An Eastern Nicator, One Of Linda Macaulay’s Favorite African Songbirds.

Unknown Bird by W.S. Merwin.

Out of the dry days
through the dusty leaves
far across the valley
those few notes never
heard here before

one fluted phrase
floating over its
wandering secret
all at once wells up
somewhere else

and is gone before it
goes on fallen into
its own echo leaving
a hollow through the air
that is dry as before

where is it from
hardly anyone
seems to have noticed it
so far but who now
would have been listening

it is not native here
that may be the one
thing we are sure of
it came from somewhere
else perhaps alone

so keeps on calling for
no one who is here
hoping to be heard
by another of its own
unlikely origin

trying once more the same few
notes that began the song
of an oriole last heard
years ago in another
existence there

it goes again tell
no one it is here
foreign as we are
who are filling the days
with a sound of our own

The Gray-necked Rockfowl, Recorded In The Caves Of Gabon.

Excerpt from: Birds Of Passage by Henry Wadsworth Longfellow.

I hear the cry
Of their voices high
Falling dreamily through the sky,
But their forms I cannot see.

O, say not so!
Those sounds that flow
In murmurs of delight and woe
Come not from wings of birds.

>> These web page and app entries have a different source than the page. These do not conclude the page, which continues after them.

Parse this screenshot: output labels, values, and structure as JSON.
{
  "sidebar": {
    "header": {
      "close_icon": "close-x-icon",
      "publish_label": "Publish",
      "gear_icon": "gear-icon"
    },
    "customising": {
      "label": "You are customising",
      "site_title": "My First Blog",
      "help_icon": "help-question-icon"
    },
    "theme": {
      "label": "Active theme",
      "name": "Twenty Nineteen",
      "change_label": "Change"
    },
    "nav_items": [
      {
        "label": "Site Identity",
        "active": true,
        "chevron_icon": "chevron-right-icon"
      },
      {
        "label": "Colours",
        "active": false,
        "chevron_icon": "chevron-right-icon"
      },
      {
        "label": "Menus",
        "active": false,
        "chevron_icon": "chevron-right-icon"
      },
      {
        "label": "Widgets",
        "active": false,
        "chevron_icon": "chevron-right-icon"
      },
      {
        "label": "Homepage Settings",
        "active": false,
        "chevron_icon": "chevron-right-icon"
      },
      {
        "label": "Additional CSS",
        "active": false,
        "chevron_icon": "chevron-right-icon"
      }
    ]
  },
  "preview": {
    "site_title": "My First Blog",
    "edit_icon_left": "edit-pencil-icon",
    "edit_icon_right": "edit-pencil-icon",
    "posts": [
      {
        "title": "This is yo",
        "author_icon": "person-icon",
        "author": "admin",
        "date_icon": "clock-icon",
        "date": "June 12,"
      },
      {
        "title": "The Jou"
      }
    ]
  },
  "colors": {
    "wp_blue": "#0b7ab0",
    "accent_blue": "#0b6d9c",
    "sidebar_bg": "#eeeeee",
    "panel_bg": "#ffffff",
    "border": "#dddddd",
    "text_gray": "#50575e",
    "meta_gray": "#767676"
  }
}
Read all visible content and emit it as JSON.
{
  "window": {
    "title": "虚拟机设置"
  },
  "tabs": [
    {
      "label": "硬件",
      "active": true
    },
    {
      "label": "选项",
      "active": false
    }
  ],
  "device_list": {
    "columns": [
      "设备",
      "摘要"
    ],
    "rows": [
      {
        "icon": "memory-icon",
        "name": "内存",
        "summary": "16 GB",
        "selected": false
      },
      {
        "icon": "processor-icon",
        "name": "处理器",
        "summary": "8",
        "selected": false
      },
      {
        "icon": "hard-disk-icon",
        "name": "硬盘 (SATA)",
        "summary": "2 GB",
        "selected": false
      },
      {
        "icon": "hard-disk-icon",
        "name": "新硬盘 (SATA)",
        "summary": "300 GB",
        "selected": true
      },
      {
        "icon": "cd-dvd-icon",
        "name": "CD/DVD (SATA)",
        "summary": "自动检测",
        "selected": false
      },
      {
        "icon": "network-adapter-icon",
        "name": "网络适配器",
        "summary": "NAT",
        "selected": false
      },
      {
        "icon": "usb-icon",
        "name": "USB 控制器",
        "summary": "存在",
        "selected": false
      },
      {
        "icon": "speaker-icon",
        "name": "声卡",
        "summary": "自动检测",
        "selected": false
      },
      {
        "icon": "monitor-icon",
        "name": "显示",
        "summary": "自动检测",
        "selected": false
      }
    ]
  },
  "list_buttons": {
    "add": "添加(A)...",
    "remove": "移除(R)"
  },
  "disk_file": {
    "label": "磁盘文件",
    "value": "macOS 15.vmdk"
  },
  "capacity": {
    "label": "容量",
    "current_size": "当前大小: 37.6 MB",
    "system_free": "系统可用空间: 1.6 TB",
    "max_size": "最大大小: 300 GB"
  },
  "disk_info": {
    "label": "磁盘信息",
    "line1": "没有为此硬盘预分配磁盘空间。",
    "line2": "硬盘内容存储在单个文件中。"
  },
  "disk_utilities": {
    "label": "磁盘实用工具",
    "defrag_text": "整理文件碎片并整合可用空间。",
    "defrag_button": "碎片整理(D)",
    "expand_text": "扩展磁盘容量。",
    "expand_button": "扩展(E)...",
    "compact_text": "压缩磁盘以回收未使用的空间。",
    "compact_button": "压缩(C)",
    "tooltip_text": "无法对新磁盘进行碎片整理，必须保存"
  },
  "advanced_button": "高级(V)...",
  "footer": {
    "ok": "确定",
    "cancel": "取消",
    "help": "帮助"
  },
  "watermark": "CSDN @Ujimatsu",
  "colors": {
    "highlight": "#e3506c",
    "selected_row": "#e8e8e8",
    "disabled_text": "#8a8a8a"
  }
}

They are the throngs
Of the poet’s songs,
Murmurs of pleasures, and pains, and wrongs,
The sound of winged words.

This is the cry
Of souls, that high
On toiling, beating pinions, fly,
Seeking a warmer clime,

From their distant flight
Through realms of light
It falls into our world of night,
With the murmuring sound of rhyme.

The Elusive Iraq Babbler, Found In Syria On The Euphrates River.

To The Cuckoo by William Wordsworth.

O Blithe New-comer! I have heard,
I hear thee and rejoice.
O Cuckoo! shall I call thee Bird,
Or but a wandering Voice?

While I am lying on the grass
Thy twofold shout I hear,
From hill to hill it seems to pass,
At once far off, and near.

Though babbling only to the Vale,
Of sunshine and of flowers,
Thou bringest unto me a tale
Of visionary hours.

Thrice welcome, darling of the Spring!
Even yet thou art to me
No bird, but an invisible thing,
A voice, a mystery;

The same whom in my school-boy days
I listened to; that Cry
Which made me look a thousand ways
In bush, and tree, and sky.

To seek thee did I often rove
Through woods and on the green;
And thou wert still a hope, a love;
Still longed for, never seen.

And I can listen to thee yet;
Can lie upon the plain
And listen, till I do beget
That golden time again.

O blessed Bird! the earth we pace
Again appears to be
An unsubstantial, faery place;
That is fit home for Thee!